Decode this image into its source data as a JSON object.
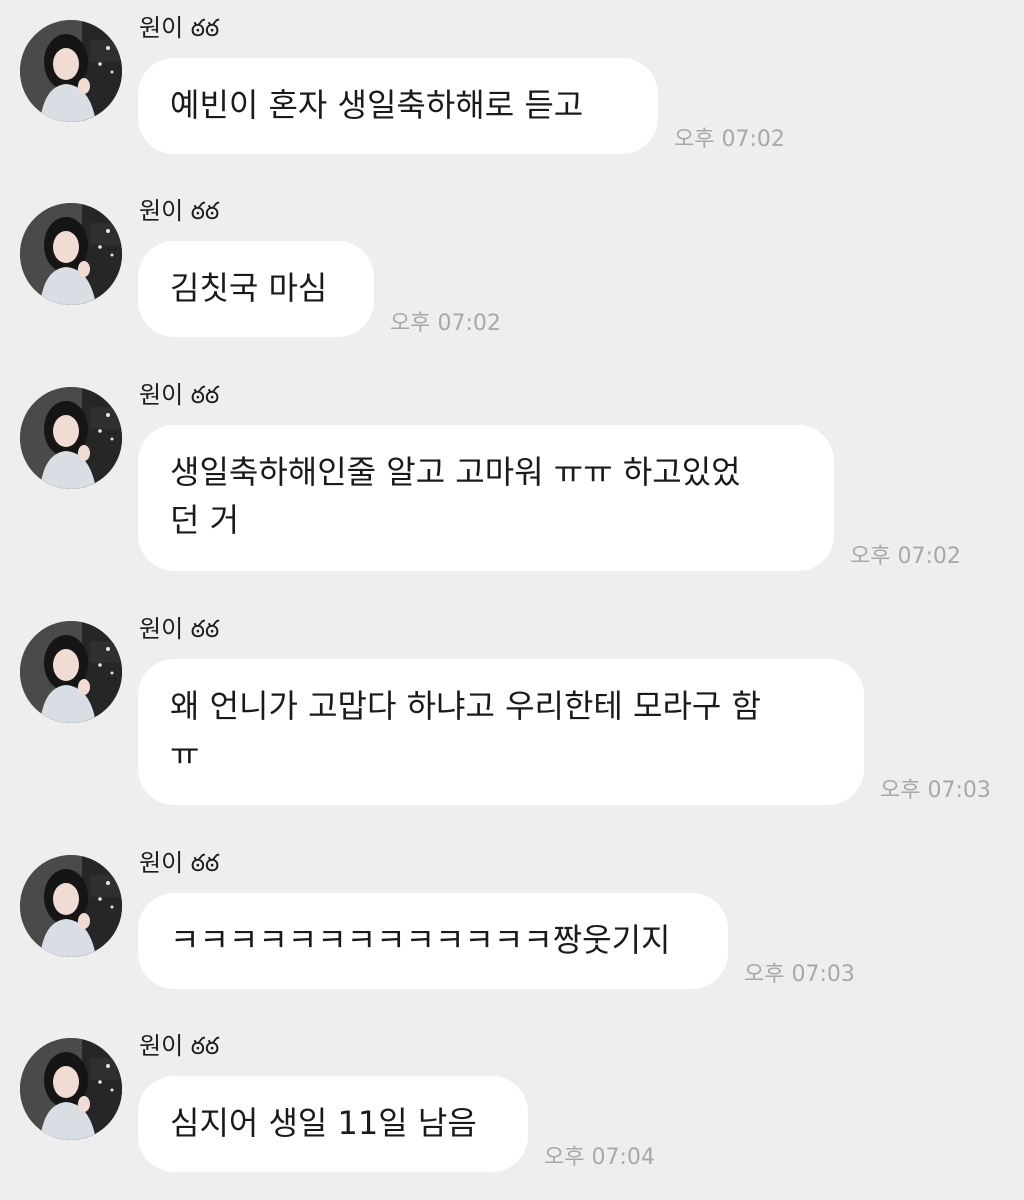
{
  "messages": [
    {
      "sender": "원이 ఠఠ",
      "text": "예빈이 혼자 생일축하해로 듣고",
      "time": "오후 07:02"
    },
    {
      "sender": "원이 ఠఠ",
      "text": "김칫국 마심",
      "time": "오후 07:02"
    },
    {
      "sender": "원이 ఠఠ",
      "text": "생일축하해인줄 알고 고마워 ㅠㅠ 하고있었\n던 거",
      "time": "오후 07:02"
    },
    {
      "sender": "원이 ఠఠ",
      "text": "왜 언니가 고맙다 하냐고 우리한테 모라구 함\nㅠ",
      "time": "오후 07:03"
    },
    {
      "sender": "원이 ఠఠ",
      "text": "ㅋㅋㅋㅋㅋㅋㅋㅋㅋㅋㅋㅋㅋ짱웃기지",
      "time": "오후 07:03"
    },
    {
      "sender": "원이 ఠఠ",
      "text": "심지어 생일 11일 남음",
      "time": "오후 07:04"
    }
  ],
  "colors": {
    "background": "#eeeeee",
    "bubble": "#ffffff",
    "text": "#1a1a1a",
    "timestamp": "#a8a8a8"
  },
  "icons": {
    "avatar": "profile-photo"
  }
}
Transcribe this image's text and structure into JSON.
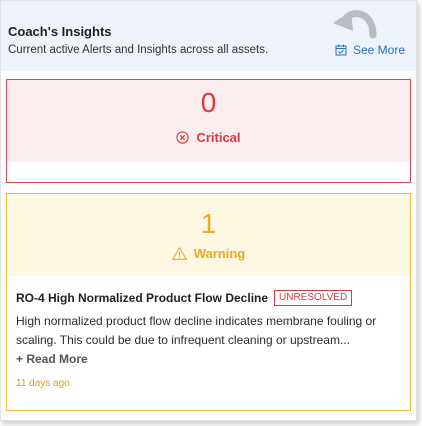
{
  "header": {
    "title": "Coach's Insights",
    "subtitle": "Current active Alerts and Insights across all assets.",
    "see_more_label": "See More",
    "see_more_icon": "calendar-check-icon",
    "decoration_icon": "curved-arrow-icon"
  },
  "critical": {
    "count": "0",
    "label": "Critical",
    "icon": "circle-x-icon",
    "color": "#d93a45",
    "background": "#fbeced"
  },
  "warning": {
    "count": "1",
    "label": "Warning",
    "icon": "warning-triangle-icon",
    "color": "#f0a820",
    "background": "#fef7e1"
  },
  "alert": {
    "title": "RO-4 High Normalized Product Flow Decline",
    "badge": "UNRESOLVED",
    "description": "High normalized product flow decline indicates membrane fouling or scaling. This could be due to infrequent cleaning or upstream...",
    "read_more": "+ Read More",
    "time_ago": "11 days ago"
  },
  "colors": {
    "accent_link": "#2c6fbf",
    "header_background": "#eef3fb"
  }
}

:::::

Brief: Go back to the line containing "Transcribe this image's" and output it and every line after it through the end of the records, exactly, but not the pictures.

Solution to this problem:
Transcribe this image's text and structure into JSON.
{
  "header": {
    "title": "Coach's Insights",
    "subtitle": "Current active Alerts and Insights across all assets.",
    "see_more_label": "See More",
    "see_more_icon": "calendar-check-icon",
    "decoration_icon": "curved-arrow-icon"
  },
  "critical": {
    "count": "0",
    "label": "Critical",
    "icon": "circle-x-icon",
    "color": "#d93a45",
    "background": "#fbeced"
  },
  "warning": {
    "count": "1",
    "label": "Warning",
    "icon": "warning-triangle-icon",
    "color": "#f0a820",
    "background": "#fef7e1"
  },
  "alert": {
    "title": "RO-4 High Normalized Product Flow Decline",
    "badge": "UNRESOLVED",
    "description": "High normalized product flow decline indicates membrane fouling or scaling. This could be due to infrequent cleaning or upstream...",
    "read_more": "+ Read More",
    "time_ago": "11 days ago"
  },
  "colors": {
    "accent_link": "#2c6fbf",
    "header_background": "#eef3fb"
  }
}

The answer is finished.